Congratulations on your election. You will be besieged with advice in the coming weeks, so I decided to write to you with some unsolicited advice before you have been elected and even before I know your name.
Your political capital will never be higher than it is now, so garner widespread support for some bold initiatives in your first 100 days. Your success as mayor will be measured by your ability to bring diverse Greater Clevelanders together around a common agenda.
I urge you to be humble. Listen. Be inclusive. Reach out to rivals, critics and skeptics and bring them to your table.
I urge you to be bold. You have been elected to one four-year term. Don’t act as if you will have two or three. Think of your tenure as mayor as a successive series of your first 100 days and act with urgency.
Too often, cities move too quickly to strategies and tactics before they establish an inclusive, open process for developing the best solutions.

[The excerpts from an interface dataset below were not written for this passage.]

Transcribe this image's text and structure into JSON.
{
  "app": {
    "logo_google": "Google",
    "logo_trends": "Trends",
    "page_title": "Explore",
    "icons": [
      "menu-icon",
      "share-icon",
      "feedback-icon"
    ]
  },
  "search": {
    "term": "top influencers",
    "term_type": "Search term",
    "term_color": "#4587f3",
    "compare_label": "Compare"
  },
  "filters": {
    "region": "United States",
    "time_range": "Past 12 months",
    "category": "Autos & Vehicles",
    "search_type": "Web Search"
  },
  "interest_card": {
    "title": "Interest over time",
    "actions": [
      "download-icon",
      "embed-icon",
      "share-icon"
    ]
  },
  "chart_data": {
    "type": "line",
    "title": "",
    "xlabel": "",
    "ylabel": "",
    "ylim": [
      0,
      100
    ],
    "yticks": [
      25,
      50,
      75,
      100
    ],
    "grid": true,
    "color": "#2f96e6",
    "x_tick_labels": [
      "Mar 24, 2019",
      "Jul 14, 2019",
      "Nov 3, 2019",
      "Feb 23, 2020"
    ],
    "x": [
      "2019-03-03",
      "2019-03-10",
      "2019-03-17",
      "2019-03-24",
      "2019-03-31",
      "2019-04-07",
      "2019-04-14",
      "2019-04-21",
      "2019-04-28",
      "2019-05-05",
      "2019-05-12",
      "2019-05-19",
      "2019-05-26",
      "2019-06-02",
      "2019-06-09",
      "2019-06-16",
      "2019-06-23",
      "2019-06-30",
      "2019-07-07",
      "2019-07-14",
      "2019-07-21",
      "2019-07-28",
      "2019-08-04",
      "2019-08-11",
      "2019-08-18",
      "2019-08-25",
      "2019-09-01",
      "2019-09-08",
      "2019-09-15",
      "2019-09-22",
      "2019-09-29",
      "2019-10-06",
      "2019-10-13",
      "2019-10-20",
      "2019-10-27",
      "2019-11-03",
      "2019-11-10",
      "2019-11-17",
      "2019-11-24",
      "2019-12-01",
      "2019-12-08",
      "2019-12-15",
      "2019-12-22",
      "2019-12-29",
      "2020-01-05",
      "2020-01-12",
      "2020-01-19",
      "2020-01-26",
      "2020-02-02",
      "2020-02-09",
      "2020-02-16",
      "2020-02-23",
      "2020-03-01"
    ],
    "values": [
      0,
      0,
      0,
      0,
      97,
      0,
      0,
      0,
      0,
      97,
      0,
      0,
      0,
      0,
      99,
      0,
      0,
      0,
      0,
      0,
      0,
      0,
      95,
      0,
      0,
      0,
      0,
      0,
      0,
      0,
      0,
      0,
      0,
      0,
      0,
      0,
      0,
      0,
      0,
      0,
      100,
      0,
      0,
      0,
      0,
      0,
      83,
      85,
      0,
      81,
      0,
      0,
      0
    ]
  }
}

The single most important thing you can do in your first 100 days to grow our economy is make sure that a far more inclusive group of leaders is in the room where economic development thinking and planning happens. While the key, established actors must be at the table, that’s only the beginning. It must be an open table that attracts a diverse group of changemakers and connectors.
Embrace our new generation of disrupters. They don’t wait for permission; they refuse to sit at the kids table until the older generation gets off the stage. They see possibilities where others see barriers and roadblocks. They are everywhere, often hidden in plain sight. They are the new city CEOs.
You must work across political parties, borders, sectors, generations, genders, races and cultures. Too often, each sector and organization is its own audience, working inside an echo chamber and operating within a narrow frame.
If you google “strategic plan” and “Cleveland,” you will find a number of very thoughtful, well-written strategic plans from a number of nonprofit economic and community development organizations. But you will not find a growth plan that aligns, connects and unifies these plans with a common framework of shared goals, strategies and metrics for our city and our region. As our new mayor, working with County Executive Armond Budish, you have the opportunity to do just that.
The greatest single way to keep Cleveland competitive and accelerate our trajectory as a rising city is to foster innovation. The recently announced Cleveland Innovation District is a great first start that you should immediately embrace and support.
We must be a city where there are clearly defined industry clusters and job hubs anchored by knowledge centers — our colleges, universities and hospitals — that partner with adjacent large and small companies and startup incubators. As the late David Morgenthaler once told me, an innovation district is where, if you lose your job, you don’t lose your parking space because the brain hub creates and attracts so many jobs. In innovation, a company’s success depends in part on the critical mass of the entire ecosystem that surrounds it.
Our greatest physical asset is the waterfront along Lake Erie. Cleveland’s downtown is separated from North Coast Harbor by a 50-foot drop in elevation, the shoreway and a wasteland of railroad lines and parking lots. Our waterfront must be more at the center of gravity of downtown and connected to all parts of the city.
You can start by supporting the building of a pedestrian and bicycle bridge connecting Downtown Cleveland to the lakefront. You should also begin the process of closing Burke Lakefront Airport. It’s seen more than a 60% decline in flights in recent years and opening up its 450 acres and 3 miles of Lake Erie shoreline for development would be transformational.
Inclusive economic growth means that Cleveland’s success will be measured not just by how many new jobs you help create or how much you revitalize our lakefront. It means we must also be measured about how well Cleveland’s rising tide lifts all boats, not just some.
As the Fund for Our Economic Future has noted, job creation, preparation and access must include an explicit focus on strategies that lead to more racially equitable outcomes. We must be able to connect light rail and bus rapid transit to jobs, and go from one neighborhood to the next safely and effortlessly 24/7.
Your agenda must directly address the issue of race. Somewhere along the way, the effort to improve race relations dropped from our community’s overarching agenda. While organizations such as the NAACP, Urban League and Diversity Center of Northeast Ohio play a vital role in advancing diversity, equity and inclusion, you should create a forum where leaders from the business, education, labor, civic and religious organizations meet regularly to talk about race and work to improve race relations in Greater Cleveland.
Talking about race, even when it is uncomfortable to do so, is necessary for progress. While conversation alone will not be enough, skipping the conversation ignores the human element of this systemic crisis. In 1981, community leaders formed the Greater Cleveland Roundtable. I had the privilege of serving on the roundtable for many years, and I witnessed the power of regular conversation between races, cultures and generations. It’s time for you to bring the roundtable back.
Every city goes through challenging times and unexpected crises, all of which tear at a city’s soul. The common thread of those that not only survive but thrive is trust. When a city establishes a strong foundation of trust among its leaders and with its citizens, it can withstand those forces trying to tear it apart.
Please remember that change happens at the speed of trust.
Mayor, all of us, including those who did not support you, want you to succeed, because if you succeed, we succeed.